If you like birding, we want to hear from you.
Read More »

Recent Comments




ABA's FREE Birder's Guide

If you live nearby, or are travelling in the area, come visit the ABA Headquarters in Delaware City.

Beginning this spring we will be having bird walks, heron watches and evening cruises, right from our front porch! Click here to view the full calender, and register for events >>

via email

Enter your email address to subscribe to this blog and receive notifications of new posts by email.

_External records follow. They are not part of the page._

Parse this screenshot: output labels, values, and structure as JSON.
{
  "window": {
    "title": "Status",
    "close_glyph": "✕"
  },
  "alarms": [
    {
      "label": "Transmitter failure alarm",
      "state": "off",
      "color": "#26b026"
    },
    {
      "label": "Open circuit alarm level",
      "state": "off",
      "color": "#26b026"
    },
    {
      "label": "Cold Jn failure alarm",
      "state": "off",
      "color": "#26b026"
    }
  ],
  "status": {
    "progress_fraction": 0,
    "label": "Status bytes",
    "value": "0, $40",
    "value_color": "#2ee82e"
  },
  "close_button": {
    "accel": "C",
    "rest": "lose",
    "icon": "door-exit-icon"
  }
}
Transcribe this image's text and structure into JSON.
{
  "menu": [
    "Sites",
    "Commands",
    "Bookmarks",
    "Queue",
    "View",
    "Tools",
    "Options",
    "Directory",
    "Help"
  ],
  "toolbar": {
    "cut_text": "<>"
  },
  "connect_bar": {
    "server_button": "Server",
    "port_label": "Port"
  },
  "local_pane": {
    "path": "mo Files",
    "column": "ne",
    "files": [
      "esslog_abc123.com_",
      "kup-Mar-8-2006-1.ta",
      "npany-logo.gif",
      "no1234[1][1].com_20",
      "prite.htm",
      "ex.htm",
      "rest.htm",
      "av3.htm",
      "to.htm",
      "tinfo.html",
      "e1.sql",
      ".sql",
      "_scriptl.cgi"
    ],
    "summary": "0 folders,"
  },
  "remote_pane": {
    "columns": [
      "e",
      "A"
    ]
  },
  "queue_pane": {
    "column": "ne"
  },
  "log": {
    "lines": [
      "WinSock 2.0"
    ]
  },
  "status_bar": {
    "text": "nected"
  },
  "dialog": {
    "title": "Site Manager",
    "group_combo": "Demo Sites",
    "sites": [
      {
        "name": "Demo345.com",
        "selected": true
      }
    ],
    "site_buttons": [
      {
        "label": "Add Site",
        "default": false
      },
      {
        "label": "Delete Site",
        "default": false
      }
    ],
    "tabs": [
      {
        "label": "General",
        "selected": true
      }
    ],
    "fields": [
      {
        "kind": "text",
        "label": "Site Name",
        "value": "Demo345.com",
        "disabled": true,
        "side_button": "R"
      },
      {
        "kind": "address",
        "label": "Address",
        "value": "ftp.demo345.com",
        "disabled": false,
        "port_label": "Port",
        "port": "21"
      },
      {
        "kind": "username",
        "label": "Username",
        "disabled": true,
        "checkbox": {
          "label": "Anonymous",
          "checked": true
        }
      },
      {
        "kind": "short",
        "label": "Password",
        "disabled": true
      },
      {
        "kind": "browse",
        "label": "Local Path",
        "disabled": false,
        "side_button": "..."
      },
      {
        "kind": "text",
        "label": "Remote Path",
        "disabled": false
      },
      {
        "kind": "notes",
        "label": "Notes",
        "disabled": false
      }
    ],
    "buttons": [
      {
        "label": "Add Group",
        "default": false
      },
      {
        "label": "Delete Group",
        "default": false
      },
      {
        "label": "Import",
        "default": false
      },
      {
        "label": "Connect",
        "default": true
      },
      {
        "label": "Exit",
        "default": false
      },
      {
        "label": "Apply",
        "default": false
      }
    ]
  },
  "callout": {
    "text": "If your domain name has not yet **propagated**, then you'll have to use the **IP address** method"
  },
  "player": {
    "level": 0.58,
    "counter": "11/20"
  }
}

  • Open Mic: Young Birder Camp at Hog Island: Coastal Maine Bird Studies for Teens September 11, 2017 3:07
    At the mic: Dessi Sieburth, an avid birder, photographer, and conservationist, is a 10th grader at Saint Francis High School in La Canada, California. He is a member of the Pasadena Audubon Young Birder’s Club and Western Field Ornithologists. Dessi enjoys birding in his home county of Los Angeles. Last summer, Dessi attended Camp Colorado, […]
  • Introducing the Whimbrel Birders Club! September 7, 2017 2:33
    Whimbrel Birders Club was established at the first annual Illinois Young Birders Symposium in August 2016. We are a birding club truly meant for everyone, no matter your age, disability, or ethnicity. […]
  • Open Mice: Kestrels–An Iowa Legacy May 16, 2017 6:29
    A few years ago, a short drive down my gravel road would yield at least one, if not two, American Kestrels perched on a power line or hovering mid-air above the grassy ditch. Today, I have begun to count myself lucky to drive past a mere one kestrel per week rather than the daily sightings. […]

Follow ABA on Twitter